Doctors and patients agree: improved communication between them and tools that allow patients to provide immediate feedback are critical to having smooth doctor-patient relations and, in fact, can help prevent malpractice lawsuits. This was the key finding of a survey commissioned by Capson Physicians Insurance Company.
Maury Magids, Founder and CEO of Capson, says, “Our survey confirmed what we had suspected – that improved communication between doctors and patients and the availability of easy-to-use conflict prevention tools can improve the patient experience. This survey provides clear direction on simple, common-sense ways to improve our nation’s medical liability system.”
Conflict prevention tools allow patients to provide instant feedback to their providers; being able to provide a timely feedback means more accurate and valuable significant information are relayed by patients to their physicians who, in turn, are able to act upon the said information appropriately, according to 90 percent of doctors. In fact, 89 percent of doctors believe that if patients were given the opportunity to provide direct feedback at the time of service, most malpractice lawsuits that are ultimately dismissed or dropped could be completely avoided. Additionally, 70 percent of respondents say that doctor-patient conflicts in the office setting that often lead to legal action can also be prevented if communications breakdowns or miscommunications are avoided.
Survey findings also reveal that 99 percent of doctors believe patients can provide valuable insights about potential conflicts while 94 percent say formal complaints and claim flings can be decreased if patient satisfactions programs can be put in place to immediately let them know about patient concerns or areas that need improvement.

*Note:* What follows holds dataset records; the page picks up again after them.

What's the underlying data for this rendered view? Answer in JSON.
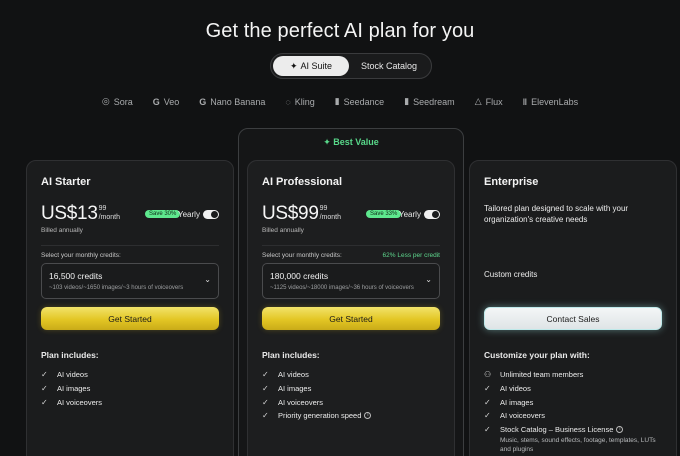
{
  "title": "Get the perfect AI plan for you",
  "tabs": [
    {
      "label": "AI Suite",
      "active": true,
      "icon": "sparkle-icon"
    },
    {
      "label": "Stock Catalog",
      "active": false
    }
  ],
  "models": [
    {
      "label": "Sora",
      "icon": "sora-icon"
    },
    {
      "label": "Veo",
      "icon": "google-icon"
    },
    {
      "label": "Nano Banana",
      "icon": "google-icon"
    },
    {
      "label": "Kling",
      "icon": "kling-icon"
    },
    {
      "label": "Seedance",
      "icon": "seedance-icon"
    },
    {
      "label": "Seedream",
      "icon": "seedream-icon"
    },
    {
      "label": "Flux",
      "icon": "flux-icon"
    },
    {
      "label": "ElevenLabs",
      "icon": "elevenlabs-icon"
    }
  ],
  "best_value_label": "✦ Best Value",
  "plans": {
    "starter": {
      "name": "AI Starter",
      "price": "US$13",
      "cents": "99",
      "per": "/month",
      "save": "Save 30%",
      "yearly": "Yearly",
      "billed": "Billed annually",
      "select_label": "Select your monthly credits:",
      "credits": "16,500 credits",
      "credits_sub": "~103 videos/~1650 images/~3 hours of voiceovers",
      "cta": "Get Started",
      "includes_title": "Plan includes:",
      "features": [
        "AI videos",
        "AI images",
        "AI voiceovers"
      ]
    },
    "pro": {
      "name": "AI Professional",
      "price": "US$99",
      "cents": "99",
      "per": "/month",
      "save": "Save 33%",
      "yearly": "Yearly",
      "billed": "Billed annually",
      "select_label": "Select your monthly credits:",
      "less": "62% Less per credit",
      "credits": "180,000 credits",
      "credits_sub": "~1125 videos/~18000 images/~36 hours of voiceovers",
      "cta": "Get Started",
      "includes_title": "Plan includes:",
      "features": [
        "AI videos",
        "AI images",
        "AI voiceovers",
        "Priority generation speed"
      ]
    },
    "enterprise": {
      "name": "Enterprise",
      "desc": "Tailored plan designed to scale with your organization's creative needs",
      "custom": "Custom credits",
      "cta": "Contact Sales",
      "includes_title": "Customize your plan with:",
      "features": [
        "Unlimited team members",
        "AI videos",
        "AI images",
        "AI voiceovers",
        "Stock Catalog – Business License"
      ],
      "catalog_sub": "Music, stems, sound effects, footage, templates, LUTs and plugins"
    }
  },
  "colors": {
    "accent_green": "#5ed88e",
    "cta_yellow": "#e3c624",
    "background": "#111213"
  }
}
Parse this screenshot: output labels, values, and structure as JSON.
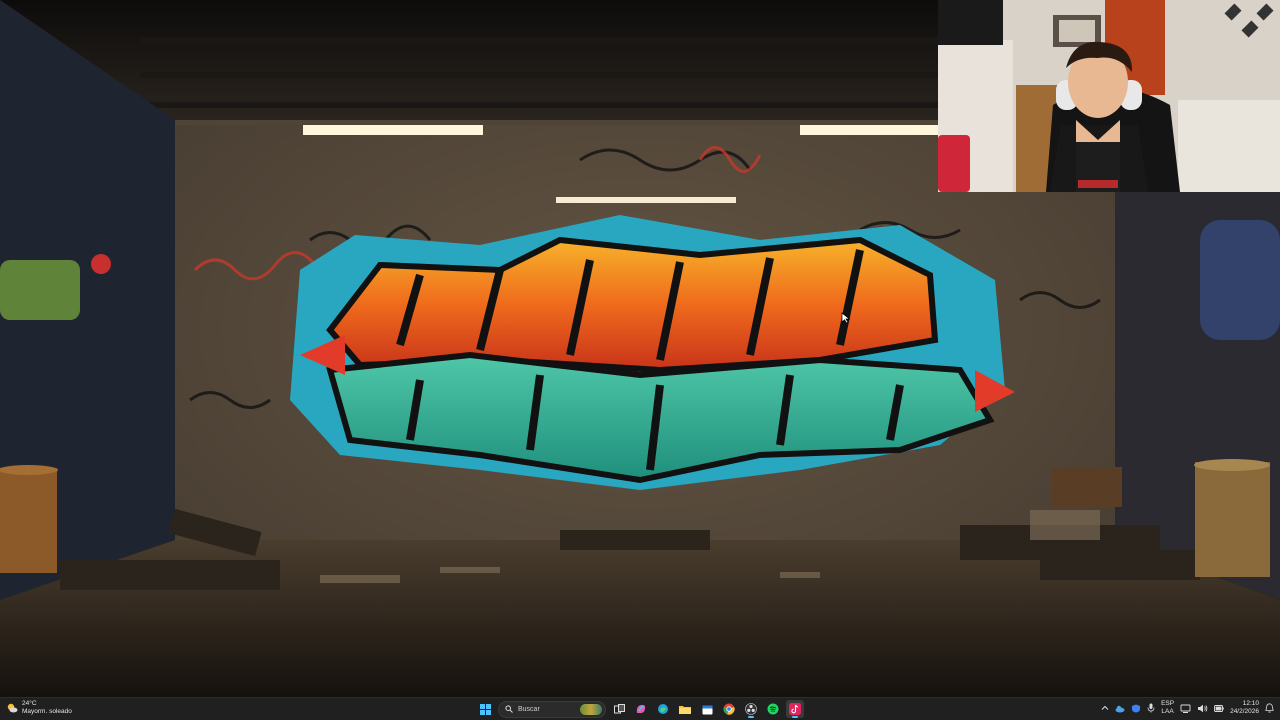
{
  "taskbar": {
    "weather": {
      "temperature": "24°C",
      "condition": "Mayorm. soleado",
      "icon": "partly-sunny-icon"
    },
    "search_label": "Buscar",
    "apps": [
      {
        "name": "start-button",
        "icon": "windows-logo-icon"
      },
      {
        "name": "task-view-button",
        "icon": "task-view-icon"
      },
      {
        "name": "copilot-button",
        "icon": "copilot-icon"
      },
      {
        "name": "edge-button",
        "icon": "edge-icon"
      },
      {
        "name": "file-explorer-button",
        "icon": "folder-icon"
      },
      {
        "name": "calendar-button",
        "icon": "calendar-icon"
      },
      {
        "name": "chrome-button",
        "icon": "chrome-icon"
      },
      {
        "name": "obs-button",
        "icon": "obs-icon"
      },
      {
        "name": "spotify-button",
        "icon": "spotify-icon"
      },
      {
        "name": "tiktok-button",
        "icon": "tiktok-icon"
      }
    ],
    "tray": {
      "language": "ESP",
      "layout": "LAA",
      "time": "12:10",
      "date": "24/2/2026"
    },
    "colors": {
      "background": "#202020",
      "active_indicator": "#4cc2ff"
    }
  }
}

Magids adds, “Patient satisfaction is often a reliable predictor of malpractice risk. By implementing mechanisms that assess the level of satisfaction, physicians can prevent claims from occurring in the first place.”